By Lawrence Messina
A state Supreme Court justice has warned that a recent ruling will cost West Virginia taxpayers millions of dollars, prompting Gov. Earl Ray Tomblin to ask the Legislature to revamp the way Medicaid recovers some of its spending.
Legislation introduced on the governor’s behalf this session would apply when Medicaid recipients or their survivors stand to receive damage awards or court settlements. Medicaid provides health coverage mostly to the blind, disabled and low-income children. The program’s rising health care costs place increasing pressure on the state general revenue budget.
The bill would require notice to the Department of Health and Human Resources of a lawsuit, claim or settlement offer. The department, which oversees Medicaid, would then become a party in the case. Any damage award or settlement must specify the amount meant to cover past medical expenses. The department would then receive at least some of that amount. The bill would also require that the department approve a settlement’s terms, or else a judge must hold a hearing to resolve the impasse.
Tomblin’s measure responds both to a June ruling from a divided Supreme Court, and a dissent to that decision from Justice Menis Ketchum. The case involves a child born in 2005 with severe brain damage, and a resulting medical malpractice lawsuit that was settled for $3.6 million.
The child’s mother had promptly enrolled him in West Virginia’s Medicaid program upon moving to Hancock County from Ohio, where he was born, in 2007. The program then sought to recover at least half of the more than $557,100 it had spent on the child’s care by the time the malpractice case settled in late 2009. The mother objected. Her lawyers argued that as the $3.6 million reflected a fraction of the true value of the child’s case, which they estimated at $25.3 million, Medicaid should only receive a similar percentage. A judge agreed in 2010, limiting the program’s recovery to $79,000.
Supreme Court rulings do not identify minors or their families, instead using initials or partial names. The June opinion written by Chief Justice Brent Benjamin largely upheld that judge’s findings, while increasing Medicaid’s recovery amount to $96,000. Justice Margaret Workman partly agreed and partly disagreed in the case. Ketchum, meanwhile, blasted the outcome.
“As a result of the majority holding, West Virginia’s taxpayers will not be reimbursed for the millions of dollars a year it pays on the medical bills of Medicaid recipients,” his dissent said. “Settlements paid by insurance companies to Medicaid recipients will be kept by the recipients and West Virginia will keep paying their medical bills.”
Ketchum’s key concern: Benjamin’s decision wrongly concludes that West Virginia cannot recover money for future medical expenses.
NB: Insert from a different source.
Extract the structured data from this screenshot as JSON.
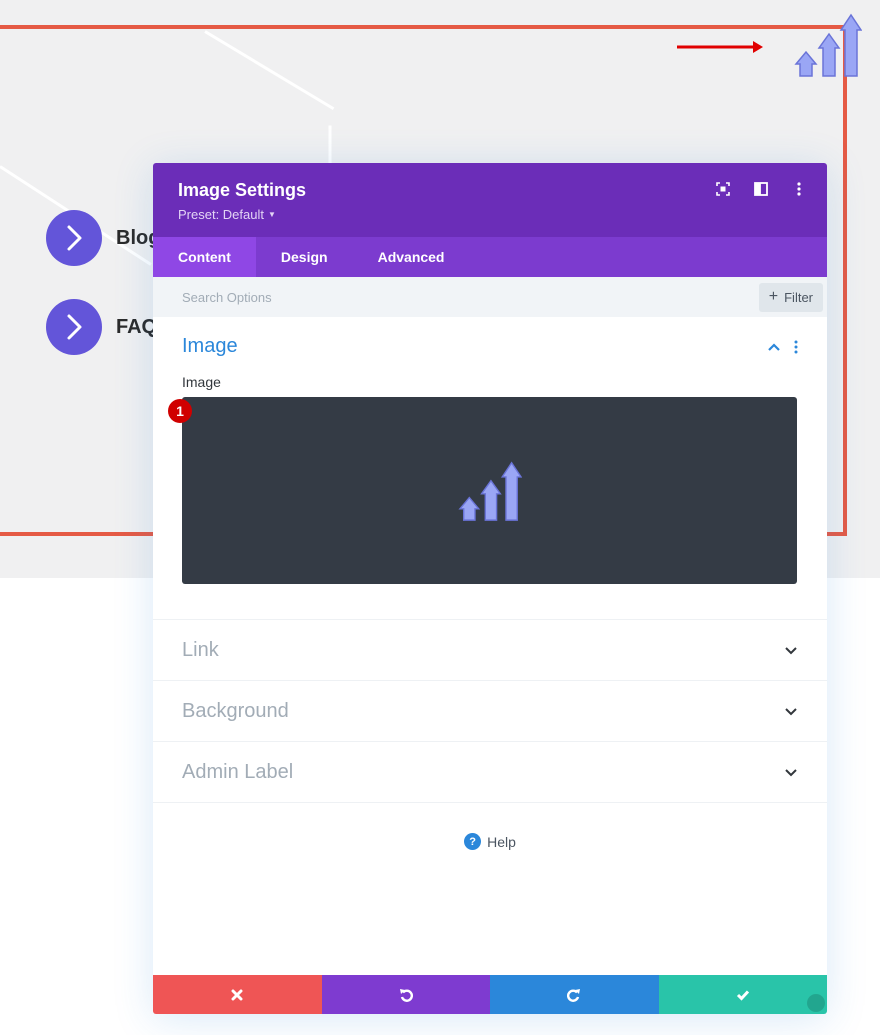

Medicaid continues to pay for 16 hours of nursing care for the Hancock County child. His mother estimates that most of his case’s true value, around $19.1 million, reflects future medical costs. She also expects that Medicaid will provide that future medical care, as the settlement was placed in a trust fund that does not count against his eligibility. But she balked at allowing the program to receive any money for future costs. The circuit judge and the Supreme Court both agreed.
“There is no question that (the department) may only be reimbursed for its past medical expenses,” Benjamin wrote.
Ketchum argues that this finding misreads a U.S. Supreme Court opinion addressing Medicaid recoveries.
“West Virginia’s taxpayers will be paying, through Medicaid, plaintiff’s future medical bills that will total more than $19 million dollars,” Ketchum wrote. “The plaintiff will be able to use the millions put in the special needs trust as a supplement to enhance quality of life.”
Tomblin’s bill reflects Ketchum’s recommendations for responding to the decision. It also adopts the process outlined by Benjamin in the majority ruling for resolving disputes over settlement terms. While focusing on recovering past medical expenses, the governor’s proposal also mandates that any settlement or damage award identify a specific amount for covering future expenses as well.
“”We’re trying to update the statute, to put it in compliance with (the decision),” said Peter Markham, Tomblin’s chief lawyer. “We’re also trying to address some of Justice Ketchum’s concerns, that DHHR is properly compensated for past medical expenses.”